What this task involves: Identify and pull out each line of the entries in which "more" occurs.

Data provided:
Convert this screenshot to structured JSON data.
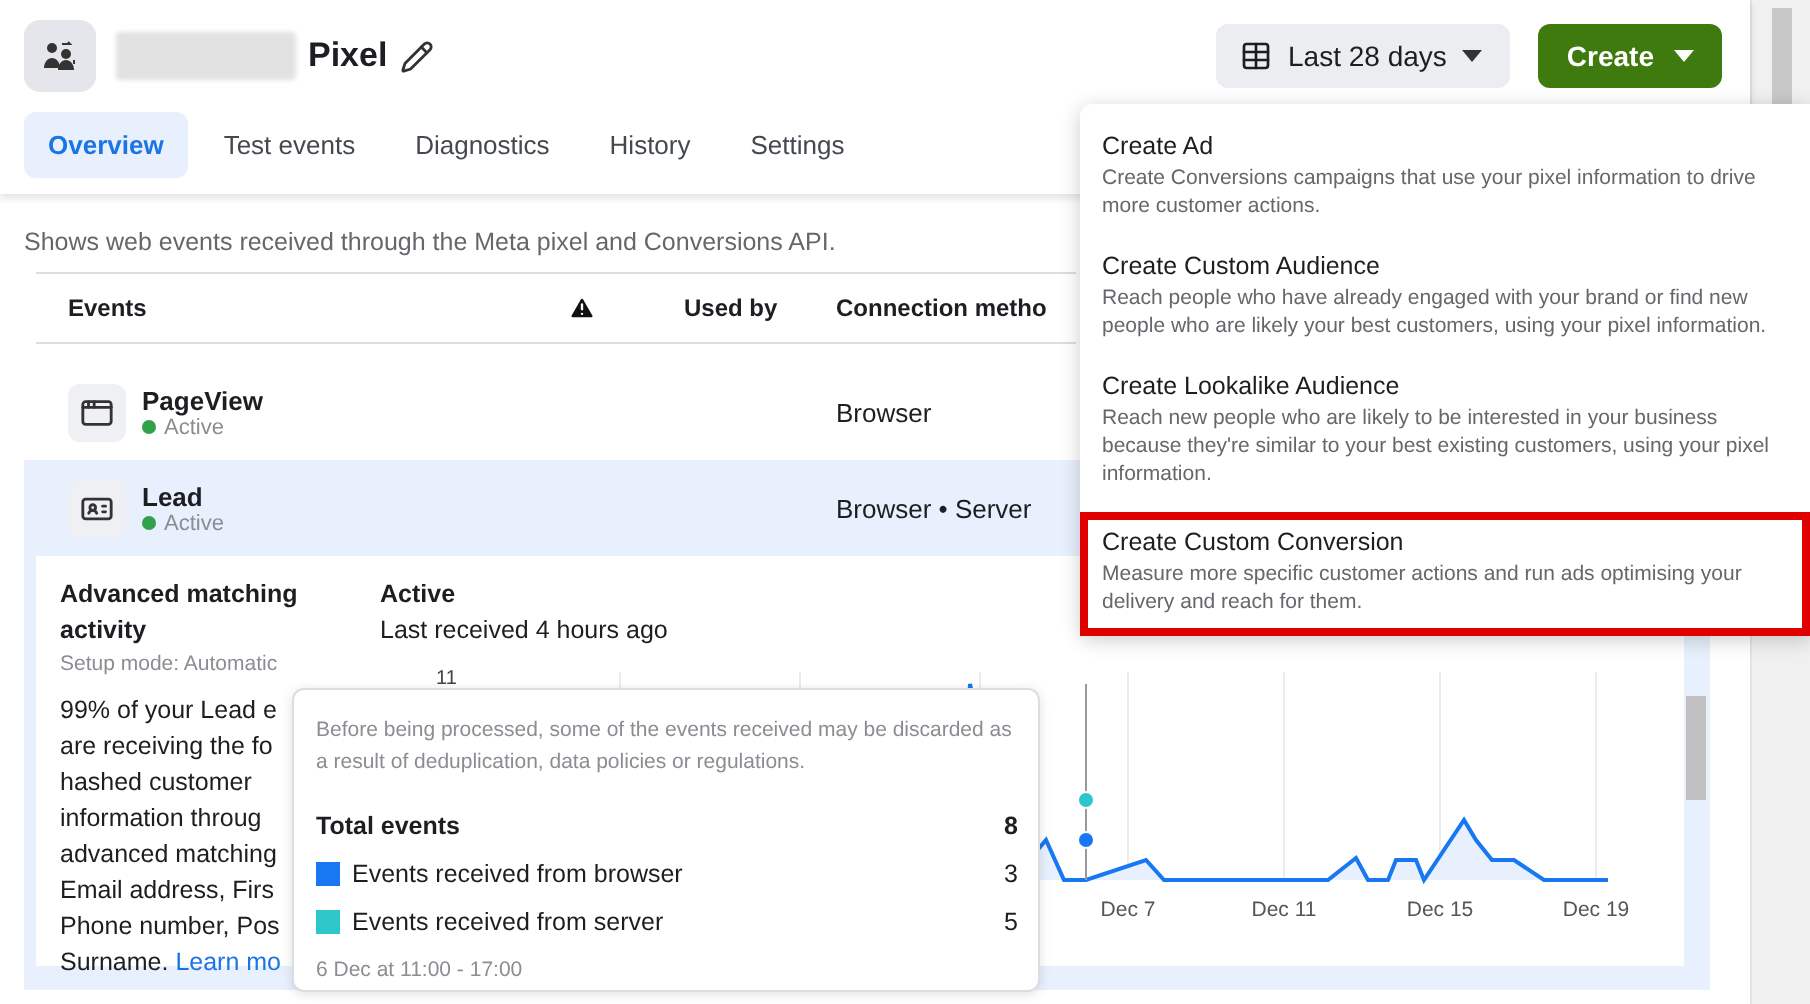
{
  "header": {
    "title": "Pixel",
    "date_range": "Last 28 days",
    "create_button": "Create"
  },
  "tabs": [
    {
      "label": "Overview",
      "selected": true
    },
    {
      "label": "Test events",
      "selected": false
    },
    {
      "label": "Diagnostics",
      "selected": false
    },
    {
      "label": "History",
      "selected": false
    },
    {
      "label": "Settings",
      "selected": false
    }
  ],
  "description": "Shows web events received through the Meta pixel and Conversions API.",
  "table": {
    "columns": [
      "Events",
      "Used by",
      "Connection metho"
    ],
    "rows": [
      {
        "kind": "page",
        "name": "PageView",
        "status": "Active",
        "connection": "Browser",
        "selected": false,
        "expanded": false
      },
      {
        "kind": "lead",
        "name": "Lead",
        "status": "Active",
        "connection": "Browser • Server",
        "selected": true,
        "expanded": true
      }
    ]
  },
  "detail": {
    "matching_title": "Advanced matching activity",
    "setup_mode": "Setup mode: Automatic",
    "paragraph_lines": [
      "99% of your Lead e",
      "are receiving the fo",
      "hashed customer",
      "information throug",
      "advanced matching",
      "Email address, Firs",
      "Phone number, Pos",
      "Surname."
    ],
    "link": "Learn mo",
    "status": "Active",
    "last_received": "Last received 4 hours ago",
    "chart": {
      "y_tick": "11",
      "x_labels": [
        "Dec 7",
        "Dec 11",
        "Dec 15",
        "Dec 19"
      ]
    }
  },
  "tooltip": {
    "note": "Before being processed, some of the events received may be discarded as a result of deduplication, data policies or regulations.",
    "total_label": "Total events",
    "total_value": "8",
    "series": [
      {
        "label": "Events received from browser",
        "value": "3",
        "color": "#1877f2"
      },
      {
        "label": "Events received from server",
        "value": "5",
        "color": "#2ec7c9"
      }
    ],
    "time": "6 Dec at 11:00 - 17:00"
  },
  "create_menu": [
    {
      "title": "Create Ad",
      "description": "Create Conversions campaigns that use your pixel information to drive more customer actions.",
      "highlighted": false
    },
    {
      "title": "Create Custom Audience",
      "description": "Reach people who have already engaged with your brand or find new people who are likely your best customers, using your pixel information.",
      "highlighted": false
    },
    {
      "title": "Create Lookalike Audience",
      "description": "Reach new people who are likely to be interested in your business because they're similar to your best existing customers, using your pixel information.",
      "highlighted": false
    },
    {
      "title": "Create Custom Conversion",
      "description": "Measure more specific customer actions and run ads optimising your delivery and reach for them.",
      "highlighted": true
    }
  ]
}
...
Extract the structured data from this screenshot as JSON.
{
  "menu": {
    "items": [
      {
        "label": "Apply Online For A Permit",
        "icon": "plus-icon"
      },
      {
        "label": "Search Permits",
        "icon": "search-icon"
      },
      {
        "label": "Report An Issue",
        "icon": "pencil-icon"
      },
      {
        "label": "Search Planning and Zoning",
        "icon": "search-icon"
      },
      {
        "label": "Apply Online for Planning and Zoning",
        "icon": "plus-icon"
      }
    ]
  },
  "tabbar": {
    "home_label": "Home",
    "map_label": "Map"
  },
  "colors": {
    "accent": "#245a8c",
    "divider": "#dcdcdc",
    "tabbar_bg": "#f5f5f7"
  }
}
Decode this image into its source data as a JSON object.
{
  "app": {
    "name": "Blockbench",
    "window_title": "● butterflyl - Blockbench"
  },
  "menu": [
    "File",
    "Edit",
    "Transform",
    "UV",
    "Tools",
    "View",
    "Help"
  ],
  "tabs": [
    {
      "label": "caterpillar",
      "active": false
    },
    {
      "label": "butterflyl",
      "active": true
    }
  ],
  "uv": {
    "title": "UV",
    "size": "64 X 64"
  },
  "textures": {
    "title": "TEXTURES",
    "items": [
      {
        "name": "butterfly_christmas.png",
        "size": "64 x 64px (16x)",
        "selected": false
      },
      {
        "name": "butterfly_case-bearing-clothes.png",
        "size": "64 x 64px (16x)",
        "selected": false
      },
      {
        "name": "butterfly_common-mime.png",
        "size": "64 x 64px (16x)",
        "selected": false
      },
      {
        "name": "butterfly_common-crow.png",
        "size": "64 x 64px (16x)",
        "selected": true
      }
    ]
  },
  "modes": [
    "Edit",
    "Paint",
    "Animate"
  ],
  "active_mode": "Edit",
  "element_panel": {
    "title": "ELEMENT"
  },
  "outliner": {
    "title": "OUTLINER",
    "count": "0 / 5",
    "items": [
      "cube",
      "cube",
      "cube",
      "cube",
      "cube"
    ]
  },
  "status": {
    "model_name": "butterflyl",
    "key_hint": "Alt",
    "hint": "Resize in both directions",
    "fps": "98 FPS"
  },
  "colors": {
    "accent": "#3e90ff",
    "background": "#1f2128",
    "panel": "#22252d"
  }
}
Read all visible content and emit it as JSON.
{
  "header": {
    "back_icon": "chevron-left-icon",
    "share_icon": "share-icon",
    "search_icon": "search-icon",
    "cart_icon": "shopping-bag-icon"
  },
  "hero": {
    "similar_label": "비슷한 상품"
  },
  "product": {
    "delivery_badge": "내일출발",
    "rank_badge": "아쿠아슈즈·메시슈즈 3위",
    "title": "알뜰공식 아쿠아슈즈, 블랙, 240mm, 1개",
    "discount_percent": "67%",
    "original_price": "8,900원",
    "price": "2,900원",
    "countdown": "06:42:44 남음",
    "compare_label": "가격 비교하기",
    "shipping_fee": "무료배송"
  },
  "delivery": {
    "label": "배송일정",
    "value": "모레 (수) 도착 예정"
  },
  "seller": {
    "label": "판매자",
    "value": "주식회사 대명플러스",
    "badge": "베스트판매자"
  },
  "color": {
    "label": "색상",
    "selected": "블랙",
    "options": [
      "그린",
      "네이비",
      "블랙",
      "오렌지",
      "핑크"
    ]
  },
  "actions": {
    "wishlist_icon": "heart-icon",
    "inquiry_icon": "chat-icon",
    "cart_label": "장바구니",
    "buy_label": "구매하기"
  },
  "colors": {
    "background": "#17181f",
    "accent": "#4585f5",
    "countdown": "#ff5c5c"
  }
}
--
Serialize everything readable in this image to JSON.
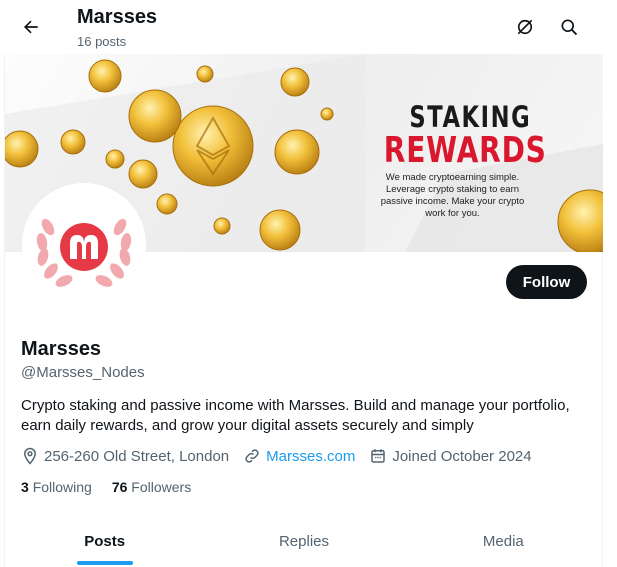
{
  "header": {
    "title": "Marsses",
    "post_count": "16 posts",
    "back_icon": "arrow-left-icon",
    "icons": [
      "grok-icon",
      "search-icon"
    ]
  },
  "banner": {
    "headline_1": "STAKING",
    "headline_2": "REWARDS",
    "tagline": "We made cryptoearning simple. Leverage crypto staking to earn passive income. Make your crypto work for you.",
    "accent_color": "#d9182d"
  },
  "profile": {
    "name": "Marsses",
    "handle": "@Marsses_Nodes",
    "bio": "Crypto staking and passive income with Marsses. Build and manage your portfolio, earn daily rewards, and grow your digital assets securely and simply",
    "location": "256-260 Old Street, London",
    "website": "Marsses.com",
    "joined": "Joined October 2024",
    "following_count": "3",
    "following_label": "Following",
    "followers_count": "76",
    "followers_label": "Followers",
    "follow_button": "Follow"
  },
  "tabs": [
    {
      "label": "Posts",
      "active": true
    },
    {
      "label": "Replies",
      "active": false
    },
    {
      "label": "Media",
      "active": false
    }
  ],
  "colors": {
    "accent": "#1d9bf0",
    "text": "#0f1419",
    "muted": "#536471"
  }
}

Exercise response:
      "description": "Create Conversions campaigns that use your pixel information to drive more customer actions.",
      "description": "Measure more specific customer actions and run ads optimising your delivery and reach for them.",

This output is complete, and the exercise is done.